(Beginning of SOURCE MATERIAL)

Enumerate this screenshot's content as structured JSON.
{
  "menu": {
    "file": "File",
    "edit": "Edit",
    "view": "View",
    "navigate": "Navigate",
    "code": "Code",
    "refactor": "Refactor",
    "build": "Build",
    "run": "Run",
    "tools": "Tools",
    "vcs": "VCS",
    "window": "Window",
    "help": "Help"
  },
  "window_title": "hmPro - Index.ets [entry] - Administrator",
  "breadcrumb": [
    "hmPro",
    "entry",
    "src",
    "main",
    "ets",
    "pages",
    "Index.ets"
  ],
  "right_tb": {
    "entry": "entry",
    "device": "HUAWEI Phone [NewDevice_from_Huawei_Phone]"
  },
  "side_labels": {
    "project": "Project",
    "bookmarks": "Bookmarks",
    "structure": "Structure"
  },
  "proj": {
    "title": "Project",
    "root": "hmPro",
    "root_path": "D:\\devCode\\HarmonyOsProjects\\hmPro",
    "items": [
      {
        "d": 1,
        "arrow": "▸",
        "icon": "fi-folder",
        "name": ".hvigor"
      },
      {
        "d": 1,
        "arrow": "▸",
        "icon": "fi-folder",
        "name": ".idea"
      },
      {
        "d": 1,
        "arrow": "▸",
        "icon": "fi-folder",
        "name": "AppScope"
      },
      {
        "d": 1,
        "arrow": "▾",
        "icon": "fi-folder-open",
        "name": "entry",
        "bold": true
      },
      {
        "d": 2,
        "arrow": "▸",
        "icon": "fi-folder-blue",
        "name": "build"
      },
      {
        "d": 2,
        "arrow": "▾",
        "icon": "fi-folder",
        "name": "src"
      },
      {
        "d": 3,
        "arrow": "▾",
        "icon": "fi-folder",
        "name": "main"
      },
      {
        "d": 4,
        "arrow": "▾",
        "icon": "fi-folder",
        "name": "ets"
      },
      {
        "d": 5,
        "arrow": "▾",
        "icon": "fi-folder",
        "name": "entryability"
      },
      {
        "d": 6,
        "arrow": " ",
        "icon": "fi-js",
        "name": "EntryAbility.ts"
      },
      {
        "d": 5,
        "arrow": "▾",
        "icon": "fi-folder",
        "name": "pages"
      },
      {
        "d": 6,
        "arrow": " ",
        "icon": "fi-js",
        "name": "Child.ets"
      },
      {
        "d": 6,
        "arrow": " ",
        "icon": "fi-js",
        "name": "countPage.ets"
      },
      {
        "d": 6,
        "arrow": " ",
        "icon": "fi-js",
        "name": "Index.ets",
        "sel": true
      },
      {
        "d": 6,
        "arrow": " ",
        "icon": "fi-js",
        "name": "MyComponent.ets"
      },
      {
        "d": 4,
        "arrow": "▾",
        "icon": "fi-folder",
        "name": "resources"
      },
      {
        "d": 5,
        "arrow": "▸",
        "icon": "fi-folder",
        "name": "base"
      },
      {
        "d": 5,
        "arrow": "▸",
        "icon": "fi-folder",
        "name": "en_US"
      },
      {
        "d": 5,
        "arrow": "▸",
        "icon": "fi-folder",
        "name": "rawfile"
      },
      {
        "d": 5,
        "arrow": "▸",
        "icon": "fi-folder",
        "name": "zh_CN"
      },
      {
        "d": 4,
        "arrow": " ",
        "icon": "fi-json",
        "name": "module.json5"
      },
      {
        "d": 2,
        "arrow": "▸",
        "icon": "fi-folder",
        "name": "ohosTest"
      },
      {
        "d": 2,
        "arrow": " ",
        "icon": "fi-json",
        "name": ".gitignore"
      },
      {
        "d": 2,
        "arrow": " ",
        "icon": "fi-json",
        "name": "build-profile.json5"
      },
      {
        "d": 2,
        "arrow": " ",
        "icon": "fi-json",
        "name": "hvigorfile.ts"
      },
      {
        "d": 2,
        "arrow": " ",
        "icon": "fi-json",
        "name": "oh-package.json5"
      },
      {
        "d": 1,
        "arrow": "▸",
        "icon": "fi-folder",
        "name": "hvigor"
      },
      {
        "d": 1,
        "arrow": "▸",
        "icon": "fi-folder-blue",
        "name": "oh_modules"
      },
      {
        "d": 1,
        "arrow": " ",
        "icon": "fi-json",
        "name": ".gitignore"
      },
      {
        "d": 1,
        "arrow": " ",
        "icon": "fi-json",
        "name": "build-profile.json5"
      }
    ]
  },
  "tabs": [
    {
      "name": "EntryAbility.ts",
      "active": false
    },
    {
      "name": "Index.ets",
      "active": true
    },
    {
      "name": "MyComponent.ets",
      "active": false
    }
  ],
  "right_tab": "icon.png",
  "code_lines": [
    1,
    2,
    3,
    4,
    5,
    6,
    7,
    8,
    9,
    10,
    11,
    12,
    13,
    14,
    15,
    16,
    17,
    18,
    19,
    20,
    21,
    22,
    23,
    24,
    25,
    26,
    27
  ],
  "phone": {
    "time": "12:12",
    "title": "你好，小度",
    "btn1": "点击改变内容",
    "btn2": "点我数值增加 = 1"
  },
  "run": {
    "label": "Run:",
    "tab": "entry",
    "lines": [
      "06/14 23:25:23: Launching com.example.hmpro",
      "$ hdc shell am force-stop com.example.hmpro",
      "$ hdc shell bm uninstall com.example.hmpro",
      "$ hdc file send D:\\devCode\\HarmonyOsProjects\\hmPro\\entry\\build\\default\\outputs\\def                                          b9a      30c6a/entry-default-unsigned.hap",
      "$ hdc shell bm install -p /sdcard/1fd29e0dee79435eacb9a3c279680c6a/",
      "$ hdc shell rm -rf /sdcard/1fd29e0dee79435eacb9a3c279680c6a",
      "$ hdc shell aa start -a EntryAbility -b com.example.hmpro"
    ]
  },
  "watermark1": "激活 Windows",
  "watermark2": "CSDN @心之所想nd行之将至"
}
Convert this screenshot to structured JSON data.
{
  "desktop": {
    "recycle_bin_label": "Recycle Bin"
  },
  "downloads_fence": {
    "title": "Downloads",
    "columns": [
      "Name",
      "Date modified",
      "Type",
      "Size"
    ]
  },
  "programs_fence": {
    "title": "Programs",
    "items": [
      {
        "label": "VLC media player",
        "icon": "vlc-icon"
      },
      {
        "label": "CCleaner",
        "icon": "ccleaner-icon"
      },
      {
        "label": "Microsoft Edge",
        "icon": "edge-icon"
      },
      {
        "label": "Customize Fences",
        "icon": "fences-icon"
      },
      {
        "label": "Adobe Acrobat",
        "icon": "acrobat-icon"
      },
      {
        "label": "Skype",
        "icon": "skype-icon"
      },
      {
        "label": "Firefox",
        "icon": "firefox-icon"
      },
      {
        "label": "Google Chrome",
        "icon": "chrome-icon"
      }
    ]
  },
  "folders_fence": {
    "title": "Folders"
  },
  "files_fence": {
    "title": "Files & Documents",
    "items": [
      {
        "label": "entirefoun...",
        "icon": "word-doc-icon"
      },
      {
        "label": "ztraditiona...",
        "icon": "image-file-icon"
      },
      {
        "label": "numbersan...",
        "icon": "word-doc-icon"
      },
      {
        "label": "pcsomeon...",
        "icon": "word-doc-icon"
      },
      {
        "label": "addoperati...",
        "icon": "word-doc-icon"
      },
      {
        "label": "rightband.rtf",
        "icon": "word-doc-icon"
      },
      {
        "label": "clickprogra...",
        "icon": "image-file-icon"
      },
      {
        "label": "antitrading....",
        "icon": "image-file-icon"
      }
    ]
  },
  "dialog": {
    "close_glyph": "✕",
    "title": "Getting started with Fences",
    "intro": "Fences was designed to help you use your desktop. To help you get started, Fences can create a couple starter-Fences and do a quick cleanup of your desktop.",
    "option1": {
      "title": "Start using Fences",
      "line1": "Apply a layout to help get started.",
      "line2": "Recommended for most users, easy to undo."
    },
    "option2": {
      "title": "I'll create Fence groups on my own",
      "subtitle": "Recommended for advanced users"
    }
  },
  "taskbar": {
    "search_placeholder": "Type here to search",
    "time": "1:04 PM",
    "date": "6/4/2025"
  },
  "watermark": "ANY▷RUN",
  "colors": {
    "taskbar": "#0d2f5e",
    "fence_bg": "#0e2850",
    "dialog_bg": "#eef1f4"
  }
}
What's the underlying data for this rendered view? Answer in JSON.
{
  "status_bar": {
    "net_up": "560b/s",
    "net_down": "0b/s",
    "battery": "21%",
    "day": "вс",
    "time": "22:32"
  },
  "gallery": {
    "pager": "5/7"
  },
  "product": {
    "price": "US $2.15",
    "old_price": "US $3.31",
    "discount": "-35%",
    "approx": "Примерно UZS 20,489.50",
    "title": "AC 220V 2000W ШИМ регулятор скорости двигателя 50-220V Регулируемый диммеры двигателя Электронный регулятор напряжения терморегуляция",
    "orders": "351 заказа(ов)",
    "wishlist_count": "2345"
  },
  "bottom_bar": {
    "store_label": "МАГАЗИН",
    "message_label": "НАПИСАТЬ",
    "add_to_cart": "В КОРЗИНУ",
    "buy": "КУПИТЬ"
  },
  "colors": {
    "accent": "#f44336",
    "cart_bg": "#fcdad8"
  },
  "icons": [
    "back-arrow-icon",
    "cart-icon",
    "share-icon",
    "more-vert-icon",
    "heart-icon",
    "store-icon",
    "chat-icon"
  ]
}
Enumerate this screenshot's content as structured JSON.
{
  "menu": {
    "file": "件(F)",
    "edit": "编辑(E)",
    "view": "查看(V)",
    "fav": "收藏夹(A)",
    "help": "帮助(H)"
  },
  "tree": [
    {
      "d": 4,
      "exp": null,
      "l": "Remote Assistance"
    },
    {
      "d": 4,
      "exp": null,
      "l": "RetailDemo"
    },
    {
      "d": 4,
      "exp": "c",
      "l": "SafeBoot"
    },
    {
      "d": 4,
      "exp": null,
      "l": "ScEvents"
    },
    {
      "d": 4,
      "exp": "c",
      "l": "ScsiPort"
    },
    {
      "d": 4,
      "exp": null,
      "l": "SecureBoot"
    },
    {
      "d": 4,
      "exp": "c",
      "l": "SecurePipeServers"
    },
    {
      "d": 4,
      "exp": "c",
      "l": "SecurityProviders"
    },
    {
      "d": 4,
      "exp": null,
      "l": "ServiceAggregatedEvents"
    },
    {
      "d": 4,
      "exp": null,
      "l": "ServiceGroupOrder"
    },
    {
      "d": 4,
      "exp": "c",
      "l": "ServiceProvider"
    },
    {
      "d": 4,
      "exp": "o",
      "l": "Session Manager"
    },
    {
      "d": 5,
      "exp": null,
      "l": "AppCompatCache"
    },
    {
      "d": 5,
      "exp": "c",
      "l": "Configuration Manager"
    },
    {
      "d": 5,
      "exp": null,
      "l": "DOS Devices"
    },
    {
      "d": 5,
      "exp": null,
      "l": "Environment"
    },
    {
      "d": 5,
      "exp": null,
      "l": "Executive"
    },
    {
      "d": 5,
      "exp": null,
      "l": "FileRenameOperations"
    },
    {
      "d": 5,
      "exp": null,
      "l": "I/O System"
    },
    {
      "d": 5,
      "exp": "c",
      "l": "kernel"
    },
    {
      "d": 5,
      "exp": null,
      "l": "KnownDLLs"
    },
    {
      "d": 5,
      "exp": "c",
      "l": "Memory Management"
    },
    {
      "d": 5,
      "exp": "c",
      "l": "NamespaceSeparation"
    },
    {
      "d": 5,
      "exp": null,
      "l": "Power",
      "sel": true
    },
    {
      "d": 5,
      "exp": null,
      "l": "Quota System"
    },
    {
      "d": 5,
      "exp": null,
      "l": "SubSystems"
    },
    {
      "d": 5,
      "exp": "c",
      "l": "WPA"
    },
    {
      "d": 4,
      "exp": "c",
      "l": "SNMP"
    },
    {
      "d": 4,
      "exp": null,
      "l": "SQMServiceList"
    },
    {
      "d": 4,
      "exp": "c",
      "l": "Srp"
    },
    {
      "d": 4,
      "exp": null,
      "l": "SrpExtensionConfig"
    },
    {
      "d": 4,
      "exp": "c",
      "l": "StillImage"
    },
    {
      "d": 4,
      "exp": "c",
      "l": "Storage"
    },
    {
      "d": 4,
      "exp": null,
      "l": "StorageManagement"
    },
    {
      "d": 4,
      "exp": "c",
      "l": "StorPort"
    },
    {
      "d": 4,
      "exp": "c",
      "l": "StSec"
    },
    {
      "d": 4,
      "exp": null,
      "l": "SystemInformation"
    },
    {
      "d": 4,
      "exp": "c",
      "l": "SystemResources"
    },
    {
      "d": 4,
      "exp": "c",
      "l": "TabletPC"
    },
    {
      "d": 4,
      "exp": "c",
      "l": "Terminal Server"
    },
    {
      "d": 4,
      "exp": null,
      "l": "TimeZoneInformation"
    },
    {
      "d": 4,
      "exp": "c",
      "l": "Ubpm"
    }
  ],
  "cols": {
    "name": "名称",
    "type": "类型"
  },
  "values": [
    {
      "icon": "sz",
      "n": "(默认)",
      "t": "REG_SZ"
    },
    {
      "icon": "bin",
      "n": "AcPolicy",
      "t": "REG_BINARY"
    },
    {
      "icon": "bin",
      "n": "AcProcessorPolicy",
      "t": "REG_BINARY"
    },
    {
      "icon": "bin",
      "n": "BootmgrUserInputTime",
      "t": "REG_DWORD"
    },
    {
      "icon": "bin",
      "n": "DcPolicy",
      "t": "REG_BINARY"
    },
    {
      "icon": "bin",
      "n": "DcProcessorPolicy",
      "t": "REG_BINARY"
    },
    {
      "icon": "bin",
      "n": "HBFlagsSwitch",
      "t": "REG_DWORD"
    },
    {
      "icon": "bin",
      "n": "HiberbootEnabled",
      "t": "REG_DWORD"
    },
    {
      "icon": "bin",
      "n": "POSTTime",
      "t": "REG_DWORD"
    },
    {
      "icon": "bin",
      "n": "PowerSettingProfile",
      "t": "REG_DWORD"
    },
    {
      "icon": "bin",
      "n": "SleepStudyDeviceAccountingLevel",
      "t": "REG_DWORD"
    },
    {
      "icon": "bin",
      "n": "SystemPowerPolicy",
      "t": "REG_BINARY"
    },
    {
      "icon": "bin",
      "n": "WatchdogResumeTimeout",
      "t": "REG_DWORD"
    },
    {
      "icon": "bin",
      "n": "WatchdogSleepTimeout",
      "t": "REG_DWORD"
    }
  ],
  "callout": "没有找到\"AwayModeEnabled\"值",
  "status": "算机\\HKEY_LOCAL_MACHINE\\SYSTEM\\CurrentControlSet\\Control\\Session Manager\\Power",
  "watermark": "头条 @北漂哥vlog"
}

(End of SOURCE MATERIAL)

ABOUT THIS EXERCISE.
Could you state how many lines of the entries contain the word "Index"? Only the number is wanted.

SOLUTION TO THE EXERCISE.
4